Example Beer Industry
Under NAD Review: Anheuser Busch vs. Miller Coors • Anheuser-Busch claimed its Select 55 with only 55 calories was the “lightest beer in the world,” and went farther to claim it had “nearly half the calories of Coors Light.” • Decision: • Anheuser-Busch could claim that Select 55 had “superior taste” • But did not have evidence to support the claim that it had half or less calories than Coors Light
Social Cost of Advertising • For there to be a social cost: Advertising must INCREASE the amount of beer consumed • Tremblay’s found that “a 1 percent increase in beer advertising raises external social costs by approximately 41 million dollars.” (Tremblay & Tremblay, 371) • Found that a ban on alcohol ads can reduce: • Cirrhosis of the liver by 47% • Motor vehicle accidents by 39%

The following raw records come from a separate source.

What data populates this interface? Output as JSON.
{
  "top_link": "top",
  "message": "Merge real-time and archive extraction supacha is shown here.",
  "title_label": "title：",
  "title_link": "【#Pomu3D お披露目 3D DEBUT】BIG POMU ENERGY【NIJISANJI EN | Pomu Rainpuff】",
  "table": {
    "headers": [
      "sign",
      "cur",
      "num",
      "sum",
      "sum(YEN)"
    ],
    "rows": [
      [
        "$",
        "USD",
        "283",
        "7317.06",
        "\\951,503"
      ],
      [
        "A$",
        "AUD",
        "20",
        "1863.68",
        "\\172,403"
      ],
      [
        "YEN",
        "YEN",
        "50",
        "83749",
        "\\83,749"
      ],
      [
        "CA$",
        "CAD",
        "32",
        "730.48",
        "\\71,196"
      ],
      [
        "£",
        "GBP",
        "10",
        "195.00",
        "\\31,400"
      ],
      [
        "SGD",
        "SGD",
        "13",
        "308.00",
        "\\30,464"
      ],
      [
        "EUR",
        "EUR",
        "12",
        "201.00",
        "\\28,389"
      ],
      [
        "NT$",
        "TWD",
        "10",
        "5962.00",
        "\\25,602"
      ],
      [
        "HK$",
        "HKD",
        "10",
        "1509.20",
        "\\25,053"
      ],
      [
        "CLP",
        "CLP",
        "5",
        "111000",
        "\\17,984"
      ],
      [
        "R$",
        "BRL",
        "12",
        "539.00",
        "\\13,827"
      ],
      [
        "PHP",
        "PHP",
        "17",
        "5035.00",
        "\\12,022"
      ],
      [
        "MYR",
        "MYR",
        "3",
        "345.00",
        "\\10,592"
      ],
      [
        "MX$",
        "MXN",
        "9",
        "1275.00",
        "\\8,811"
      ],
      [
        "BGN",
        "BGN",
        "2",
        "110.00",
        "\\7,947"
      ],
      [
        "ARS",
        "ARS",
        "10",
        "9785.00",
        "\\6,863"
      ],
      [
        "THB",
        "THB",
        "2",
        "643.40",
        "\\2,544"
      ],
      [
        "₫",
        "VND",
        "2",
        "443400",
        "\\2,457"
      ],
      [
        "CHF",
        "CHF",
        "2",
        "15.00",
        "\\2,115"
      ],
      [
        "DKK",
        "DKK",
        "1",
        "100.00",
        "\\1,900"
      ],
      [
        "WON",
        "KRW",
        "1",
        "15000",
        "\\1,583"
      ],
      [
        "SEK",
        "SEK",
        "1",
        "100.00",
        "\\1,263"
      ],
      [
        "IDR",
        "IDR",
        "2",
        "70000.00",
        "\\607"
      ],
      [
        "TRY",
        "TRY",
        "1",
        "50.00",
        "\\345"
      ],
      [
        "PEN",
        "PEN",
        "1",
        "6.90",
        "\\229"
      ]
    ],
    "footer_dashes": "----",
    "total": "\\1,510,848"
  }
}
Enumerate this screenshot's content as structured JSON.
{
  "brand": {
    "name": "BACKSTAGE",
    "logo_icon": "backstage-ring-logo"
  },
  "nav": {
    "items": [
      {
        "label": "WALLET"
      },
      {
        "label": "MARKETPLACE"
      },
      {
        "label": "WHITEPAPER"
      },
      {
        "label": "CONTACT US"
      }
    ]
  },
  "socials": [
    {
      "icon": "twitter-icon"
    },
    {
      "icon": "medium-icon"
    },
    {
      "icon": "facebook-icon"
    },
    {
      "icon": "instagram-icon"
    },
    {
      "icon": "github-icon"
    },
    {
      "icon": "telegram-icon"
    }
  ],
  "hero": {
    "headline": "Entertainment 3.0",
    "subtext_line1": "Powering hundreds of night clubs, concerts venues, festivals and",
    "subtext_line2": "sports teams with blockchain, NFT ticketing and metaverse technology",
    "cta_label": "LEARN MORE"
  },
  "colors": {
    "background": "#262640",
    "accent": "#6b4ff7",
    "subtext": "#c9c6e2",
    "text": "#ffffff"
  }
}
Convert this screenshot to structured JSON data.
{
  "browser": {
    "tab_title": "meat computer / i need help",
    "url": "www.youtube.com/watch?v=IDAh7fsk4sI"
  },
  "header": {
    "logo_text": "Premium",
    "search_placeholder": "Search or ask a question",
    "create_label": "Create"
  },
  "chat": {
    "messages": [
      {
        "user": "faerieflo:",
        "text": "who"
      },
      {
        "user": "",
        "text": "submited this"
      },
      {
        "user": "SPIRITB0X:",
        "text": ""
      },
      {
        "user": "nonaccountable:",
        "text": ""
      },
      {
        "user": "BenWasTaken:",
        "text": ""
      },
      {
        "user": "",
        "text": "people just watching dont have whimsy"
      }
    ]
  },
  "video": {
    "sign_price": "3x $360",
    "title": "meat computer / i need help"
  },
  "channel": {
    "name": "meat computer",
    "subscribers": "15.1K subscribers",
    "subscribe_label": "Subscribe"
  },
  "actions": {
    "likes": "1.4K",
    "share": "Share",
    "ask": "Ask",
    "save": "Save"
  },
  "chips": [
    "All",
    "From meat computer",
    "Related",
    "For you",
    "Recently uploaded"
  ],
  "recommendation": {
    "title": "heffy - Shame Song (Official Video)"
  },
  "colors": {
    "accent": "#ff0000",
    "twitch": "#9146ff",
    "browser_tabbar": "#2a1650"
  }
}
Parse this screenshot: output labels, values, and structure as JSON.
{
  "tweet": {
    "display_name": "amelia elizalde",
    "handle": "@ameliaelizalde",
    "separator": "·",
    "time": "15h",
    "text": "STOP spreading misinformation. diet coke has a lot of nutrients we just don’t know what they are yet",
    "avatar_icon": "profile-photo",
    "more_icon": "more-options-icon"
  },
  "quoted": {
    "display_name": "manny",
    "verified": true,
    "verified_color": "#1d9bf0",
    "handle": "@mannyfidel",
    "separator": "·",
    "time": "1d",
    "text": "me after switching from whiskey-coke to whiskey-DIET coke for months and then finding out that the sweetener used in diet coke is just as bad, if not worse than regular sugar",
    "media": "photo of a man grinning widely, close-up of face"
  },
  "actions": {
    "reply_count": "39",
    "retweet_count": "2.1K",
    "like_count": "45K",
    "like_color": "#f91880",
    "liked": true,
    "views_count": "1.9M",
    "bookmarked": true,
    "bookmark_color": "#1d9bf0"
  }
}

Advertising Regulations • Regulation of the global beer industry is relatively high, and trends show that regulation will continue to increase. • The United States, European Union, and Australia have the strictest regulatory procedures.
Advertising Regulations • United States • Alcohol and Tobacco Tax and Trade Bureau (TTB) has recently imposed regulations on the formulation, labeling and advertising of flavored malt beverages. • Regulations vary from state to state and are usually more stringent throughout eastern states than in the country's west.
Regulatory Rules of Alcohol Advertising • Prohibit False or Misleading Alcohol Advertising • Prohibit Alcohol Advertising that Targets Minors • Prohibit Images of Children in Alcohol Advertisements • Prohibit Images or Statements that Associate Alcohol with Athletic Achievement • Prohibit Images or Statements that Portray or Encourage Intoxication • Establish Explicit Jurisdiction Over In-State Electronic Media • Restrict Outdoor Alcohol Advertising in Locations Where Children Are Likely to be Present • Prohibit Outdoor Alcohol Advertising Near Schools, Public Playgrounds and Churches • Restrict Alcohol Advertising on Alcohol Retail Outlet Windows and Outside Areas • Prohibit Alcohol Advertising on College Campuses • Restrict Sponsorship of Civic Events • Limit Giveaways (Contest, Raffles, etc.)
Advertising Regulations • European Union • The code of conduct in the E.U. is much more lax than that of the U.S. • The code seeks to ensure advertising does not contribute to excessive consumption or misuse of alcohol, and restricts certain actions such as advertising during certain times of the day or at certain events.
Advertising Regulations • Australia • In Australia, fewer advertising regulations exist, but they still impose other regulations. • Government regulations directly control the sale of liquor through licensing laws, and Food Standards Australia New Zealand (FSANZ) develops standards for beverage safety, maximum residue limits, processing, and a range of other functions.
Example Prescription Pharmaceutical Industry
Government Regulation = HEAVY • In 1962 the Kefauver-Harris Amendments shifted all Federal Food, Drug and Cosmetic regulation and promotion from the Federal Trade Commision to the FDA. • Prescription Drug promotional materials cannot be false or misleading, must provide "fair balance" coverage of risks and benefits of using the drug, must provide a "brief summary" of side effects, and effectiveness and must also meet specific guidelines for readability and size of print. • The FDA interpreted this as everything must be in print form. • They must disclose where they spend all of their advertising dollars (Doctor Payments)
A Change in Government Regulation • In 1997 the FDA eliminated the requirement that ads present the entire "brief summary" taken from the product label. • The advertisements needed only to include: • “major statements” of the risks and benefits of the drug • Directions to information sources in addition to a physician such as a toll-free phone number, a website or a print advertisement • This removed a major barrier that had made television and radio advertising infeasible and could only be done through print media